As the world now knows, Violet Coco parked a truck on a lane of the Sydney Harbour Bridge, stood holding a flare, representing a distress symbol to highlight the climate emergency. She blocked traffic on a single lane for about twenty-eight minutes before she was arrested.
For this non-violent protest she was jailed for 15 months with a non-parole period of eight months, and was denied bail, even after her mother offered a $10,000 surety.
She will remain in prison until her appeal is heard in March.
Even if her appeal is successful, she will have spent months in jail.
NSW Premier Dominic Perrottet welcomed her jailing saying, ‘If protesters want to put our way of life at risk, then they should have the book thrown at them and that’s pleasing to see.’
The premier fails to see the irony in his comment about putting ‘our way of life at risk’. Nothing puts it at risk more than the climate crisis.
No doubt, the fossil fuel industry who make huge donations to the Perrottet government will also find the jailing of Violet Coco ‘pleasing’.
It’s exactly what they would have wanted.
Australia is still an international pariah when it comes to addressing the climate crisis. We are the largest exporter of coal, selling $47 billion worth around the world, and the fourth-largest coal producer, way behind China in first place.
The fossil fuel lobby owns Australian governments. According to the Australian Conservation Foundation, the fossil fuel industry gave $2.1 million to the major parties in 2020–21, $1.3 million to the Coalition and $794,880 to Labor. There’s dark money slushing around too, 37 per cent of total income declared by political parties had no identifiable source.
The Coalition and Labor think they can’t operate or run campaigns without this dirty money. They have been hopelessly corrupted. The multi-million-dollar donations by fossil fuel lobbyists are not given out of the goodness of their hearts. These corporations are not charities, they are hard-nosed totally ruthless businesses. These donations are simply investments.

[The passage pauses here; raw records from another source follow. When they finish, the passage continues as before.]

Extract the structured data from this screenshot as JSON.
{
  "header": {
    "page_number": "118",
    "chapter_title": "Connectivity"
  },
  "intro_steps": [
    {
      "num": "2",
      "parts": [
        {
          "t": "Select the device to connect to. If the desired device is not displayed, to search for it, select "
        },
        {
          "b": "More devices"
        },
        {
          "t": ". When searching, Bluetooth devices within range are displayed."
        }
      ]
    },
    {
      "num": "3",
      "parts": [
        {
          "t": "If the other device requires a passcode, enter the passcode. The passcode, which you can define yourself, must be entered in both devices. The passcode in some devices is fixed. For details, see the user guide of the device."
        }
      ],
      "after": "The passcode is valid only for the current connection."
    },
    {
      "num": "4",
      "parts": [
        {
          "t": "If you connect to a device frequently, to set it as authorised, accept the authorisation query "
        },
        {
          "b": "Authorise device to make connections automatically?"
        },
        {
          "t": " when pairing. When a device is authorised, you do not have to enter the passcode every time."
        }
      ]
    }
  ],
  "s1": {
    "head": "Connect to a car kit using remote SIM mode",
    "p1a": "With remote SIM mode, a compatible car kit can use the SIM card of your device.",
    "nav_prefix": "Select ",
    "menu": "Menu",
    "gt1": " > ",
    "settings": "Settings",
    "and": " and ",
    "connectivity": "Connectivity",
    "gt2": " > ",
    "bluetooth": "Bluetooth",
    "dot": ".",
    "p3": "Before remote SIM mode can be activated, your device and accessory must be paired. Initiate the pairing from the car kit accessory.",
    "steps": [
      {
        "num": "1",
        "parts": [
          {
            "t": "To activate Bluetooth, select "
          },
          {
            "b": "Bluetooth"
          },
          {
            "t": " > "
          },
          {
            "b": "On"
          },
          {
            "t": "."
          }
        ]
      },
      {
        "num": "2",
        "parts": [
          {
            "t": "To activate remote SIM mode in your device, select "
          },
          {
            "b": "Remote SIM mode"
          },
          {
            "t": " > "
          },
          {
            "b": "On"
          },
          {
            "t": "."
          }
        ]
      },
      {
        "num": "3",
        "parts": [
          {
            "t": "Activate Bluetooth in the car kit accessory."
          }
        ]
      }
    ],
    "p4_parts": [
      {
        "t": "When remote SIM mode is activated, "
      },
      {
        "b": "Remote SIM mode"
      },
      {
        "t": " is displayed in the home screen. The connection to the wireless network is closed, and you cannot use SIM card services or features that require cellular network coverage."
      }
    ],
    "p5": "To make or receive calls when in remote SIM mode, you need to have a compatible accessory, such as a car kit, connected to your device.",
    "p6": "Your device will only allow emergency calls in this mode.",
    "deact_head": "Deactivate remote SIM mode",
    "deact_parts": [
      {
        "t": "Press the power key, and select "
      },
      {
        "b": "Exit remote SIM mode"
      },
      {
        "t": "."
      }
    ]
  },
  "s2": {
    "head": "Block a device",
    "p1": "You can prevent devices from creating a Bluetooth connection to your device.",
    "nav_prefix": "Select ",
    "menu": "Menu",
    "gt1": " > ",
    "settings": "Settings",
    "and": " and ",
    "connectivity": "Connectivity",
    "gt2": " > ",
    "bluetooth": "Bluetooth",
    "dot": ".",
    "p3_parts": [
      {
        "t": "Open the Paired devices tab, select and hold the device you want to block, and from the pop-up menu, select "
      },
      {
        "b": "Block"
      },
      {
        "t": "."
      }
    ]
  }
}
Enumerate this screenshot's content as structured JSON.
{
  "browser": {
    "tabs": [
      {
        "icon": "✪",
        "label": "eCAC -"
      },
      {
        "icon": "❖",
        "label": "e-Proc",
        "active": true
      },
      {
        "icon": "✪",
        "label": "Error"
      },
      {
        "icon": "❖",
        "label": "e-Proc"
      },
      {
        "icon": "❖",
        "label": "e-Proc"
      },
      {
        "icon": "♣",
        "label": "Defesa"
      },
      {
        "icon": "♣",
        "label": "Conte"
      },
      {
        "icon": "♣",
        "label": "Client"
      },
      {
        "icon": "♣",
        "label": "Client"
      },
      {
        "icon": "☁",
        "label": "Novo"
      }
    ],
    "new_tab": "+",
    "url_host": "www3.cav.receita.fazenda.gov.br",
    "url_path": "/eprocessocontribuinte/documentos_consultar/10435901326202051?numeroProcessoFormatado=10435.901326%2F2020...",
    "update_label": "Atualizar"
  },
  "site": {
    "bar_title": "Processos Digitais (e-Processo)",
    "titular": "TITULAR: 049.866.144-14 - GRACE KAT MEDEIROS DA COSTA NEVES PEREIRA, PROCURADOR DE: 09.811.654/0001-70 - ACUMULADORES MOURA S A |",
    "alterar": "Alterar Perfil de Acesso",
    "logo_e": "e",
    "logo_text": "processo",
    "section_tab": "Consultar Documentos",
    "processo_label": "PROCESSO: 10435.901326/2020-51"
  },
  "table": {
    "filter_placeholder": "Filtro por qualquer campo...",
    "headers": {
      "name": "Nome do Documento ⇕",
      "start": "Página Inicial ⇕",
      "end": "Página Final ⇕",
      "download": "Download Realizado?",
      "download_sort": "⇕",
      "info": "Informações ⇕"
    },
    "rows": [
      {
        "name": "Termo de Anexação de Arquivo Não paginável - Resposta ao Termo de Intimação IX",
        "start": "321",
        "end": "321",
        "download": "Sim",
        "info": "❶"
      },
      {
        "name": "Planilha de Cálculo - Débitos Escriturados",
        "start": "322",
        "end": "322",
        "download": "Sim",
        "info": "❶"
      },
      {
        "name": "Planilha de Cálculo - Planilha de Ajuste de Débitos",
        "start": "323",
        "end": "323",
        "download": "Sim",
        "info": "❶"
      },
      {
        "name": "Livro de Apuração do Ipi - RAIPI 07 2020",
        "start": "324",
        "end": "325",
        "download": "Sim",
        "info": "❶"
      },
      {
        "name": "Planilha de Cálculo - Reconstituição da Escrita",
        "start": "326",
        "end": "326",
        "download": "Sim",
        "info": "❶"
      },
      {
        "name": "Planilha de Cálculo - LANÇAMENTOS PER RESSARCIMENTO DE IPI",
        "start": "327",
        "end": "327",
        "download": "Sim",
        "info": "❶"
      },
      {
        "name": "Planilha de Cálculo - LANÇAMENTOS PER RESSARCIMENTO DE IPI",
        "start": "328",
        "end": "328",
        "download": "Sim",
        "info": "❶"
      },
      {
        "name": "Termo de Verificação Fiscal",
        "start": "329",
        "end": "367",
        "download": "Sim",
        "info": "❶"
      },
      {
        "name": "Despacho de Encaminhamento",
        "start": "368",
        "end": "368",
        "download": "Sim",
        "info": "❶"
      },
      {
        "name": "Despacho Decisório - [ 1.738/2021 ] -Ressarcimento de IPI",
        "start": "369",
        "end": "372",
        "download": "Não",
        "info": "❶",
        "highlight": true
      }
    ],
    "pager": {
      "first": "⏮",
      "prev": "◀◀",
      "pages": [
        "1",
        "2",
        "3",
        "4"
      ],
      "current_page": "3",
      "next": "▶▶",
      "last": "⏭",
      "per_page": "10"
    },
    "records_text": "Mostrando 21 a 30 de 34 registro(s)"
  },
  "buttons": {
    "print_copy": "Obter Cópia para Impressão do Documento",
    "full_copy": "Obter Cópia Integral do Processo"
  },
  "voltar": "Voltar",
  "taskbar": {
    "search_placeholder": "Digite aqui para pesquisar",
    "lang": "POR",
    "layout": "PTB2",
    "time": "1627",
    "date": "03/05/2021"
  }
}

Directors of public companies are obliged by law to act first and foremost in the interests of shareholders.
Millions paid to the major parties pay handsome dividends
Of course, this corruption is not confined to fossil fuel interests. Why do you think no action is being taken on those ubiquitous poker machines draining the purses of so many vulnerable people and wrecking families?
Why is no action being taken in Australia to reduce sugar content and improve labelling on processed and snack foods consumed in vast quantities by young people in particular?
Two thirds of Australians are now overweight or obese and the percentage is rising inexorably year by year.
Preventable diseases like diabetes are taking an increasing toll.
These multiple crises are symptomatic of a failure of government at all levels. We are not living in a true democracy where the people are fairly represented by the people they elect. Our governments are corrupted by vested interests who determine policy outcomes.
The Albanese government is making the right noises about the climate crisis, yet they still support the opening of new coal mines and gas fields, as though the government hasn’t changed. Of course, they are not going to say no to their donors!
Politicians and lobbyists say it’s the choice of people whether they want to have fun on poker machines, putting aside how addictive they are. Likewise, it’s the choice of consumers whether they eat healthy food or food and drinks loaded with sugar. We wouldn’t want a ‘nanny state’ telling us what to do, would we?
They can’t use the same spurious arguments about the climate disaster though. Try telling farmers they should have planted crops on higher ground. Try telling people they shouldn’t have bought or rented homes near a forest that burns or in low lying areas now subject to unprecedented flooding.
Violet Coco very bravely put herself at risk of being arrested to bring home the gravity of the climate emergency and the existential threat to our future.
Her sentence to any fair-minded person is excessive and denying her bail when she is a non-violent offender is draconian.
Violet Coco is like a modern-day suffragette. Women tried peaceful protests for decades to gain the right to vote. Eventually, they resorted to serious violence with bombings.
Famed suffragette, Emmeline Pankhurst, claimed responsibility for bombing the house of the Chancellor of the Exchequer, Lloyd George, in 1913, and was jailed for three years. Five years later, when Lloyd George was prime minister, women finally gained the right to vote and stand for election.
Violet Coco didn’t want to have to stage such a protest. As she said, ‘I do not enjoy breaking the law. I wish there was another way to address this issue with the gravitas it deserves’.
David Attenborough agrees. He says, ‘We cannot be radical enough’.
♦ Violet Coco was released on bail on Tuesday 13 December after Judge T Gartellman overturned the previous decision not to allow her our on bail. Richard Jones is a former NSW MLC, and is now a ceramicist.